(Data shown begins)
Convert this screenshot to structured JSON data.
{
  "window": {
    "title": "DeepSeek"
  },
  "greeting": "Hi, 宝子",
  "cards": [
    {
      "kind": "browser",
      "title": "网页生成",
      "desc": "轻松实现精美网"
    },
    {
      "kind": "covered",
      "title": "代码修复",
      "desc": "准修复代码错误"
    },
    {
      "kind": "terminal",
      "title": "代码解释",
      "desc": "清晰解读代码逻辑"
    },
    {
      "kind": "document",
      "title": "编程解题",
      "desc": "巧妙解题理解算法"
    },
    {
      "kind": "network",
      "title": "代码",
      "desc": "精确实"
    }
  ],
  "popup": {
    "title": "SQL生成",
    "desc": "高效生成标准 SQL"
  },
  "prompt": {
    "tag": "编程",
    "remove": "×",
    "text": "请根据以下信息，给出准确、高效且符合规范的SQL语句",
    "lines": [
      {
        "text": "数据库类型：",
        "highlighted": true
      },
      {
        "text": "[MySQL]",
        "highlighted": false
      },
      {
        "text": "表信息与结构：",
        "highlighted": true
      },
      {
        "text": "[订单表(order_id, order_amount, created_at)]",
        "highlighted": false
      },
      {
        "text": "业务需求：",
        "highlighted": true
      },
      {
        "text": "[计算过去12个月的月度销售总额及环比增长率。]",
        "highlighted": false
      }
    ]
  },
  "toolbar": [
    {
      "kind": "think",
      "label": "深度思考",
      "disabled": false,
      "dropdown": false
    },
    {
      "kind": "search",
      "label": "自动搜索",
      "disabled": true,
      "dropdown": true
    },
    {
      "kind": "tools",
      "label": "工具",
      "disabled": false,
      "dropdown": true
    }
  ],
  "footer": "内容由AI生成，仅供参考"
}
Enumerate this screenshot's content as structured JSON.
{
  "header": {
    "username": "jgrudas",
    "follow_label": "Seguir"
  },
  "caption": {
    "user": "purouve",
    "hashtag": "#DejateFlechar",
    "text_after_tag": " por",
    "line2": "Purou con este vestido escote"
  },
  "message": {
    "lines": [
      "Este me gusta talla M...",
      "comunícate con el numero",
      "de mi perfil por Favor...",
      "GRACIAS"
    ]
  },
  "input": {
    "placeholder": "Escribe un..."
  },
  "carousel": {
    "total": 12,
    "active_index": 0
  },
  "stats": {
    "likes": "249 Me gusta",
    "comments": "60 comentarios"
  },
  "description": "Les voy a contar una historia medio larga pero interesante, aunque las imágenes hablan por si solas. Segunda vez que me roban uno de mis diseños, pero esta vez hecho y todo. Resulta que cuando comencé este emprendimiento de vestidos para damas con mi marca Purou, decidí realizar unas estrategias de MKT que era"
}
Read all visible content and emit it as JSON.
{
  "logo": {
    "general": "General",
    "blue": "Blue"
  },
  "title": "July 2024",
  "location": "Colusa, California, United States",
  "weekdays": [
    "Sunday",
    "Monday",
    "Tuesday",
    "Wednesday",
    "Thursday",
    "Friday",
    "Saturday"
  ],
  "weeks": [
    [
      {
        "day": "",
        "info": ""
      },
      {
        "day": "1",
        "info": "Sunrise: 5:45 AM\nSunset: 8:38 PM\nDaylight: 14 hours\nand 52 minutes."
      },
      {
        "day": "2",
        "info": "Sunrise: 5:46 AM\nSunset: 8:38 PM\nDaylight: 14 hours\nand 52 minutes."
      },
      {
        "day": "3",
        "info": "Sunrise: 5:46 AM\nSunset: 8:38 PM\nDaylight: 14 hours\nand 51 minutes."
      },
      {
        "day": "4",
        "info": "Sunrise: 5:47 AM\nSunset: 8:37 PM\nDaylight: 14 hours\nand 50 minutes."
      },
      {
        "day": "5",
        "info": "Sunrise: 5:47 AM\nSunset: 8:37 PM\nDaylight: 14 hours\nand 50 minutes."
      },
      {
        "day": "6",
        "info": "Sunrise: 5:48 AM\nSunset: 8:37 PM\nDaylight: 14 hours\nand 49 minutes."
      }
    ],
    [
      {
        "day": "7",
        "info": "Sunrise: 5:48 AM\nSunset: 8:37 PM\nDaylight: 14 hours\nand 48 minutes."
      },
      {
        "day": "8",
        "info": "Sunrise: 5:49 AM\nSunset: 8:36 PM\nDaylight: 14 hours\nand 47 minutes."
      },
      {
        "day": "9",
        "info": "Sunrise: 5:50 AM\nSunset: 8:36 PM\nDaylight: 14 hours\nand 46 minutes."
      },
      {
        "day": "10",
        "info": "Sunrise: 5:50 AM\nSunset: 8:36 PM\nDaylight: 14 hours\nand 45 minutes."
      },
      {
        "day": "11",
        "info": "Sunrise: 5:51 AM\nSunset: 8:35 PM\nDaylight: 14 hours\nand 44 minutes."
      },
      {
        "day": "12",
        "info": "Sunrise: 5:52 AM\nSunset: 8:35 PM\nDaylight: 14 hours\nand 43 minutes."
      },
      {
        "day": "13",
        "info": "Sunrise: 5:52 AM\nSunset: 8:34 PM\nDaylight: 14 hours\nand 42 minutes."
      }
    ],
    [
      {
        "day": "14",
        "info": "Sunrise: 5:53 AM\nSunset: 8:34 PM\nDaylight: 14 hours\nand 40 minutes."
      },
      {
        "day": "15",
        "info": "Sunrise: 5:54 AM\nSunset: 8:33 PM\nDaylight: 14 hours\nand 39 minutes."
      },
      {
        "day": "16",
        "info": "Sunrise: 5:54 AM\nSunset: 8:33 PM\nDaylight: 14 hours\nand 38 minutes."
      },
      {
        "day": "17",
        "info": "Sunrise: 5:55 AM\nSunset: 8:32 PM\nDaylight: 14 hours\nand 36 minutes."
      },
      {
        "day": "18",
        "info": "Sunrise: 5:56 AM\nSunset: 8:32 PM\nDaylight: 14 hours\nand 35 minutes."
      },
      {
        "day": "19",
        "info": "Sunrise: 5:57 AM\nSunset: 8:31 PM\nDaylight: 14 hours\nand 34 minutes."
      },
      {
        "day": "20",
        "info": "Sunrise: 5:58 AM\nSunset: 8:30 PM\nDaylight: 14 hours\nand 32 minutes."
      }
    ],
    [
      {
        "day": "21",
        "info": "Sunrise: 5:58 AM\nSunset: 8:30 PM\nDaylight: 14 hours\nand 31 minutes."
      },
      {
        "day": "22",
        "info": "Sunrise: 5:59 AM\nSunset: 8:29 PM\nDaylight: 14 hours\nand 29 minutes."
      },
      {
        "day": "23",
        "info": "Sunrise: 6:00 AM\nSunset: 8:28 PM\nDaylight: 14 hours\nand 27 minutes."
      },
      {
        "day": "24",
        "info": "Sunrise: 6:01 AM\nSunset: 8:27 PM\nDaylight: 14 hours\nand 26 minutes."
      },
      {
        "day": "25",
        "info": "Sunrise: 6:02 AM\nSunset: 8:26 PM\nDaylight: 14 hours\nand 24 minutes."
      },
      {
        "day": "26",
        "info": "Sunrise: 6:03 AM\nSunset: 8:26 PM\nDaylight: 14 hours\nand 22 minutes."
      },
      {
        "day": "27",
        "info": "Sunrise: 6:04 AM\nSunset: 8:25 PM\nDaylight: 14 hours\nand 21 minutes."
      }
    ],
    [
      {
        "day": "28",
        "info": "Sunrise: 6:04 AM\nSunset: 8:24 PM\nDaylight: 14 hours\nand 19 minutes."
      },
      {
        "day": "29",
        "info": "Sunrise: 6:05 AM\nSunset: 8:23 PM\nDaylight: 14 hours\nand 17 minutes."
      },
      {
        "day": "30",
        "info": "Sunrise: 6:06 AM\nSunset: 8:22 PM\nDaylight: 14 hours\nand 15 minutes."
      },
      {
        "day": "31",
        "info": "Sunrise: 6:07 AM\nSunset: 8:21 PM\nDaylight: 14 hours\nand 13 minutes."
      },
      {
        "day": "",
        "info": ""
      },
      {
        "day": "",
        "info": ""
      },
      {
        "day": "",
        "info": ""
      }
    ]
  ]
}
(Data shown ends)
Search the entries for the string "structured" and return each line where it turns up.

## Solution below
Convert this screenshot to structured JSON data.
Enumerate this screenshot's content as structured JSON.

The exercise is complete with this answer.